§ **What you should do**
The expected output is a copy of every line in the records with the string "name".

Records from a dataset:
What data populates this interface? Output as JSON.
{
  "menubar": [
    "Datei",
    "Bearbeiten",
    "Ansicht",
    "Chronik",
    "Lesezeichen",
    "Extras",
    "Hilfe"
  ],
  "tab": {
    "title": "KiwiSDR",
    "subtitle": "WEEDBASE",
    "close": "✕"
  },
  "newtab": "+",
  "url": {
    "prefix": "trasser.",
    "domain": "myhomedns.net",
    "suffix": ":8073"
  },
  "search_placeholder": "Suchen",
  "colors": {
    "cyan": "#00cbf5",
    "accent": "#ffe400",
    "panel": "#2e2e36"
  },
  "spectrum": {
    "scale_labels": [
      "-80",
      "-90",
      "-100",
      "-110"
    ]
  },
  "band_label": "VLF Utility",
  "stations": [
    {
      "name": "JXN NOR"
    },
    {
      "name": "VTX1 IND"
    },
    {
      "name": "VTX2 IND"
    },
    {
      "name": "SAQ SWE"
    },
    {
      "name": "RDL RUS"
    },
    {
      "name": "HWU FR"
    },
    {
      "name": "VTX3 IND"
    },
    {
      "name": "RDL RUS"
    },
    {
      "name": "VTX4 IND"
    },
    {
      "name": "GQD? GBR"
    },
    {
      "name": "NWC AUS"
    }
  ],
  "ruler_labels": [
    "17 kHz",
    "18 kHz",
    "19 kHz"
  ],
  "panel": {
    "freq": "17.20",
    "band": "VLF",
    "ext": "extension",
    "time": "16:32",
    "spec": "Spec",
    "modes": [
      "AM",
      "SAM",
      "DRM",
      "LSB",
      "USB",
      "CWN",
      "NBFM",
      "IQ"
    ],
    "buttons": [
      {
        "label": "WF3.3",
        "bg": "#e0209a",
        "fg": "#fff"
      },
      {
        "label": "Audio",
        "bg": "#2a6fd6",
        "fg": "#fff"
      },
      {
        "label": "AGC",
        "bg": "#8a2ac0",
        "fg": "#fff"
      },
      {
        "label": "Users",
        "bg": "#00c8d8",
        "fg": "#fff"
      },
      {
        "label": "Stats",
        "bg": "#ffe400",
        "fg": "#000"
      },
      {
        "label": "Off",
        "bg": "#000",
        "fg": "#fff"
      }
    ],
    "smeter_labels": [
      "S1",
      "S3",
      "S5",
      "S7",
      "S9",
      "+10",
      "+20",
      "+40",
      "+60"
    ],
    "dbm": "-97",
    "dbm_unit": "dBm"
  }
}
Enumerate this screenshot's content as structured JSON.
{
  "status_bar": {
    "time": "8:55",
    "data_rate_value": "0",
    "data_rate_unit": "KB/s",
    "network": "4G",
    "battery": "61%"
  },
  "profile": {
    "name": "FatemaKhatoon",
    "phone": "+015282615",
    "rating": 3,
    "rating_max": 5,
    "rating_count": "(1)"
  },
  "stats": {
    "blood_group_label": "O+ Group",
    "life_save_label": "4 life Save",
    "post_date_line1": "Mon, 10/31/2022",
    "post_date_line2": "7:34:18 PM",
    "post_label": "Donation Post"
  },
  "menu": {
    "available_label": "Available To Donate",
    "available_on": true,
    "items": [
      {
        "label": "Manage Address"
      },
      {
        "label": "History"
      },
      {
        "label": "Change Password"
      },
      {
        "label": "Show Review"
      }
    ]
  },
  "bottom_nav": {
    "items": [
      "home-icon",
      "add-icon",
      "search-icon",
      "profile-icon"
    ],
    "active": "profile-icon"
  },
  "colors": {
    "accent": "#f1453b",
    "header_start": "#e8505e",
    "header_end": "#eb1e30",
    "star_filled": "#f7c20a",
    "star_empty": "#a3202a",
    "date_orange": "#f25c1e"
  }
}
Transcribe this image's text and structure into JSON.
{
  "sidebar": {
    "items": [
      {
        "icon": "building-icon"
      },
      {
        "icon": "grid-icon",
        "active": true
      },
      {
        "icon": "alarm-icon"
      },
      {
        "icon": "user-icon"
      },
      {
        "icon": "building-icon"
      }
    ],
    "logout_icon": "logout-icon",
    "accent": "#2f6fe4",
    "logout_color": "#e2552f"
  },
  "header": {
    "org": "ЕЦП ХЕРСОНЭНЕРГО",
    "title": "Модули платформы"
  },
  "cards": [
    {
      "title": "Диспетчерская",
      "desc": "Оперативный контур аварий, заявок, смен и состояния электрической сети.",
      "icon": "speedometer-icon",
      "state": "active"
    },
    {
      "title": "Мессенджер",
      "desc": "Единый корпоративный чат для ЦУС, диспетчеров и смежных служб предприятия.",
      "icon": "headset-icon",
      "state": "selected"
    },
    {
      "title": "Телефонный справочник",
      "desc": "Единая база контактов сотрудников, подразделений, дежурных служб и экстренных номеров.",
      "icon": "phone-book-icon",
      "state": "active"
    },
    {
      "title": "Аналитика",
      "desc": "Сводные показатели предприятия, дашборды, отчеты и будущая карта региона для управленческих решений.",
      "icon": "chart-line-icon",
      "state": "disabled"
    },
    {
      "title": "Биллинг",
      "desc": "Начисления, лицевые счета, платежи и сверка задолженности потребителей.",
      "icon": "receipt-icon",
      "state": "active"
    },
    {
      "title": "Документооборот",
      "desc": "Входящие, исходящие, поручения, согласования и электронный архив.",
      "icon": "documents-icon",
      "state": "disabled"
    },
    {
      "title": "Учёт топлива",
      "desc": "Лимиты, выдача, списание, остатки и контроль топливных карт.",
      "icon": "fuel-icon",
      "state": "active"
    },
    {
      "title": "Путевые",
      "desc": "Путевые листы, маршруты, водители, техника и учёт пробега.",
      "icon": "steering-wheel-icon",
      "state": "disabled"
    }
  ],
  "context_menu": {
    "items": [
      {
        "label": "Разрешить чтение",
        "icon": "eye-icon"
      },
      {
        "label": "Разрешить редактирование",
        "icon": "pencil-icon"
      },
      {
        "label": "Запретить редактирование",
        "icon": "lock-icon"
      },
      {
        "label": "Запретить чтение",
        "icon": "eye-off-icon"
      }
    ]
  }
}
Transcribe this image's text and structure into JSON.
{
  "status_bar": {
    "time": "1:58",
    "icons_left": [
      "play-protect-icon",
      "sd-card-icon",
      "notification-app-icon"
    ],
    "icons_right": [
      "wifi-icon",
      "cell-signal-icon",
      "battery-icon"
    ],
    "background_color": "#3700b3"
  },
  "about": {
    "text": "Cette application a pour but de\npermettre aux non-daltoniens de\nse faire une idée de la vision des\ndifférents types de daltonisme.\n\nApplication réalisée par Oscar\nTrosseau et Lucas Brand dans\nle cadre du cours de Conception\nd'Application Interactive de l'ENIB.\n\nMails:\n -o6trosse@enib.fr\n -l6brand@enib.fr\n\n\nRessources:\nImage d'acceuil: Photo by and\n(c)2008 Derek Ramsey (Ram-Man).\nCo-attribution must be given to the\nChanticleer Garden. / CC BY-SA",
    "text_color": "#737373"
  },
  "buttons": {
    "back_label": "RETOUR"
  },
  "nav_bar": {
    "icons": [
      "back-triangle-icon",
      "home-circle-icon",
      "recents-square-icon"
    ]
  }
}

§ **Answer space**
      "name": "JXN NOR"
      "name": "VTX1 IND"
      "name": "VTX2 IND"
      "name": "SAQ SWE"
      "name": "RDL RUS"
      "name": "HWU FR"
      "name": "VTX3 IND"
      "name": "RDL RUS"
      "name": "VTX4 IND"
      "name": "GQD? GBR"
      "name": "NWC AUS"
    "name": "FatemaKhatoon",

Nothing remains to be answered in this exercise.